Please go through the records below and return every line holding the word "this".

- **Data supplied**
• • • •
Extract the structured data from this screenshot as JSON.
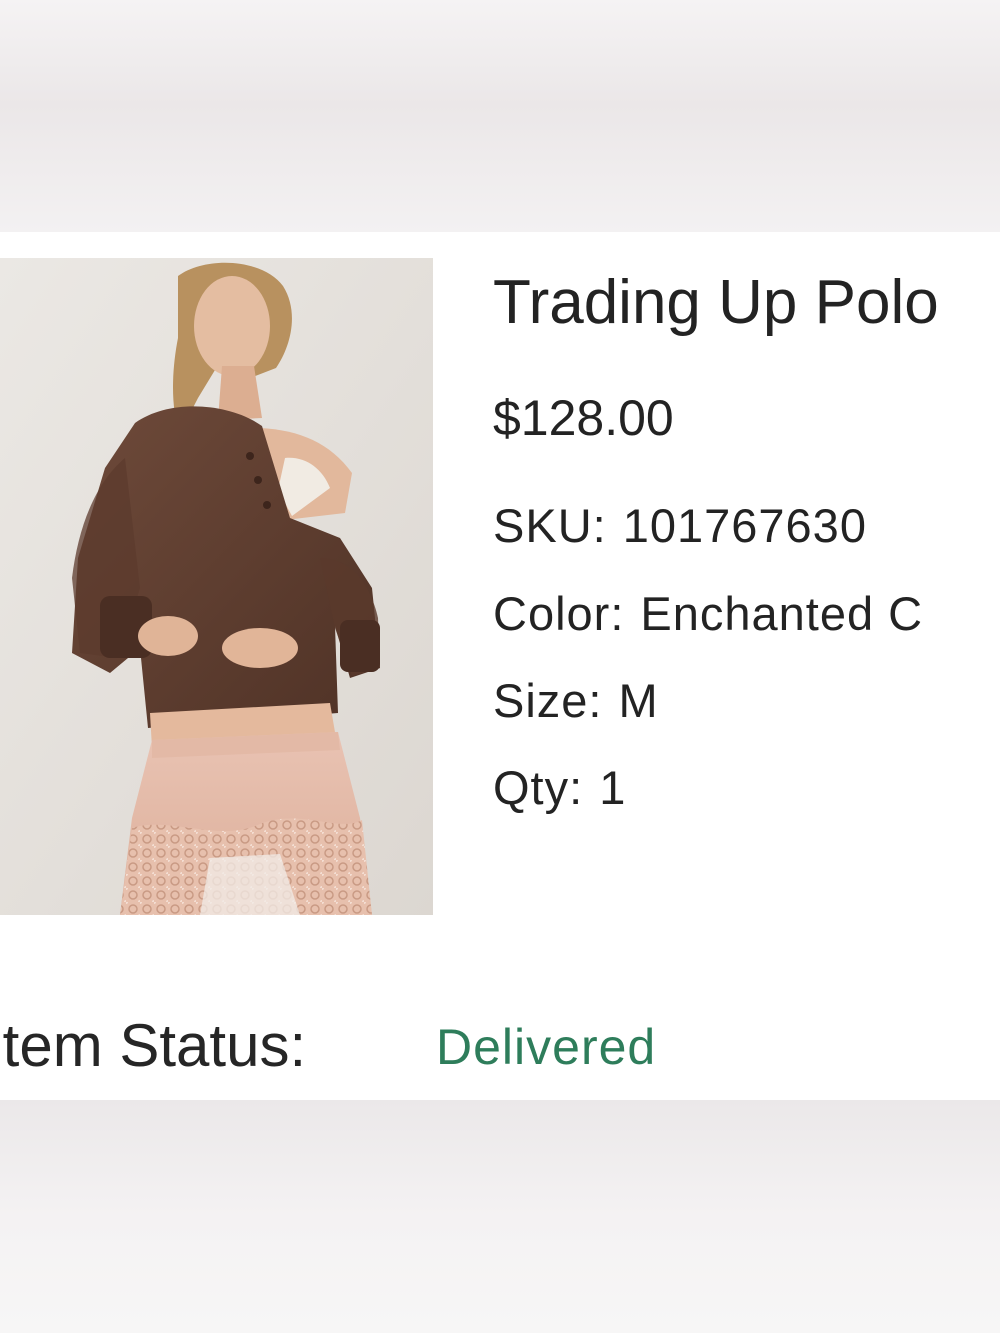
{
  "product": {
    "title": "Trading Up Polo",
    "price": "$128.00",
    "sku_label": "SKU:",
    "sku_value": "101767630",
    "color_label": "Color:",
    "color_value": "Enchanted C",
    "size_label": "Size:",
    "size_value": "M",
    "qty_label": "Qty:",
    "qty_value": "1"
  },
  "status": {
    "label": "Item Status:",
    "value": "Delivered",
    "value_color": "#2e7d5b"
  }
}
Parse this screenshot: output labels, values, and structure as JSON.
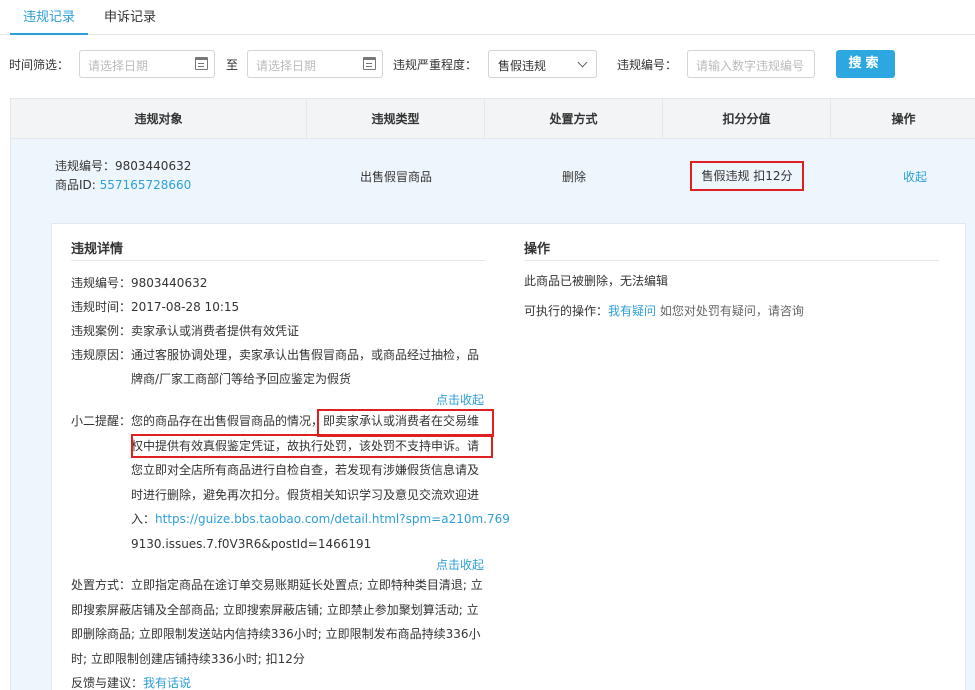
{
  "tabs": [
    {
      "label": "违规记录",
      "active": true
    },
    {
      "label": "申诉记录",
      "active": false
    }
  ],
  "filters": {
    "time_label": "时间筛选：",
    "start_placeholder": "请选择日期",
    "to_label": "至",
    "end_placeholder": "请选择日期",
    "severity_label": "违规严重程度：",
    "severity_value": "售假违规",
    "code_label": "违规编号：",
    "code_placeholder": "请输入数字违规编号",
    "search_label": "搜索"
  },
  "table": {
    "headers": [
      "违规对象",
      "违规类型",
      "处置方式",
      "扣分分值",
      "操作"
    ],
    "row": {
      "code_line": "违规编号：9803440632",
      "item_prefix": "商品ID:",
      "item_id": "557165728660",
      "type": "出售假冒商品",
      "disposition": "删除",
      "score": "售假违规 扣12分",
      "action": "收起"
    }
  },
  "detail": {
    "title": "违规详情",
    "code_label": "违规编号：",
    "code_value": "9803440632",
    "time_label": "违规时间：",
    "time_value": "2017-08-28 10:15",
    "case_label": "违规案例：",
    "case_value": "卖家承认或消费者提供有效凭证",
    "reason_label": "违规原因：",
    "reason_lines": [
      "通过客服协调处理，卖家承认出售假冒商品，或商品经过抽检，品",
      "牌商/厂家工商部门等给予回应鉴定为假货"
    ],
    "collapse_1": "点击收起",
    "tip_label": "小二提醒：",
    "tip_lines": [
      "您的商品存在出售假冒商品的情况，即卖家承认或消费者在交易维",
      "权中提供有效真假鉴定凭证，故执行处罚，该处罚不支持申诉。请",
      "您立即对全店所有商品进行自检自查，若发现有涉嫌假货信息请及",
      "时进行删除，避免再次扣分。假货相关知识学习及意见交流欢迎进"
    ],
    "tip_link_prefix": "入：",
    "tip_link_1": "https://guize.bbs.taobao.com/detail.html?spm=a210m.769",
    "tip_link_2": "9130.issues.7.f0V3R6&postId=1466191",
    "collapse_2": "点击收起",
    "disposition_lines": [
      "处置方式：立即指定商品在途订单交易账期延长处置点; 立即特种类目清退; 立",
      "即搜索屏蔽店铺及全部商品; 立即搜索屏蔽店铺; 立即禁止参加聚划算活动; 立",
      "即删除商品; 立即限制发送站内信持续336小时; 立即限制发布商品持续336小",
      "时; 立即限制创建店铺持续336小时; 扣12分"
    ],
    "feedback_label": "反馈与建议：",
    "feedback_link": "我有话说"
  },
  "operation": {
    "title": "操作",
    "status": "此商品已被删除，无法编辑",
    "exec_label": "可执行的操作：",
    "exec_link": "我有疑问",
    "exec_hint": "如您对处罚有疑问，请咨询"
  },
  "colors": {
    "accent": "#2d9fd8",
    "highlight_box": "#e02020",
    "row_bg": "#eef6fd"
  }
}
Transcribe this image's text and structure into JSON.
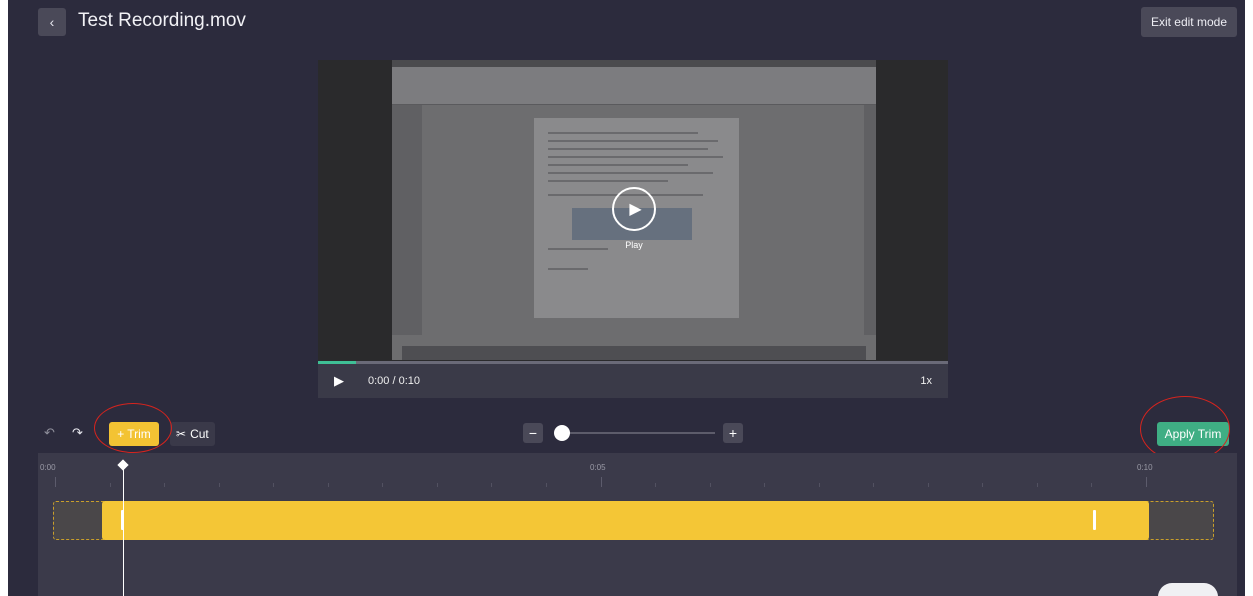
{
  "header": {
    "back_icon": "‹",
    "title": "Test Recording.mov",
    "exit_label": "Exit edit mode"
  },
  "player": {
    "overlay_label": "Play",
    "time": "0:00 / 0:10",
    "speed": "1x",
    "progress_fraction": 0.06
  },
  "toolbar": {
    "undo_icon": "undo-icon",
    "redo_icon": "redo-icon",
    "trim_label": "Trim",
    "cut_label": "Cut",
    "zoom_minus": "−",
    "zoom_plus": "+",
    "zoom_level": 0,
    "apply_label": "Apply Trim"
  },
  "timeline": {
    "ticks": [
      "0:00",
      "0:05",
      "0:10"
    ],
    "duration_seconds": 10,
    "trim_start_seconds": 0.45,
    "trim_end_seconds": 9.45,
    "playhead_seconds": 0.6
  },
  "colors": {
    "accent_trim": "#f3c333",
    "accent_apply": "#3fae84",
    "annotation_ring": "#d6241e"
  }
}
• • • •
- **Written reply**
Extract the structured data from this screenshot as JSON.
Parse this screenshot: output labels, values, and structure as JSON.
Transcribe this image's text and structure into JSON.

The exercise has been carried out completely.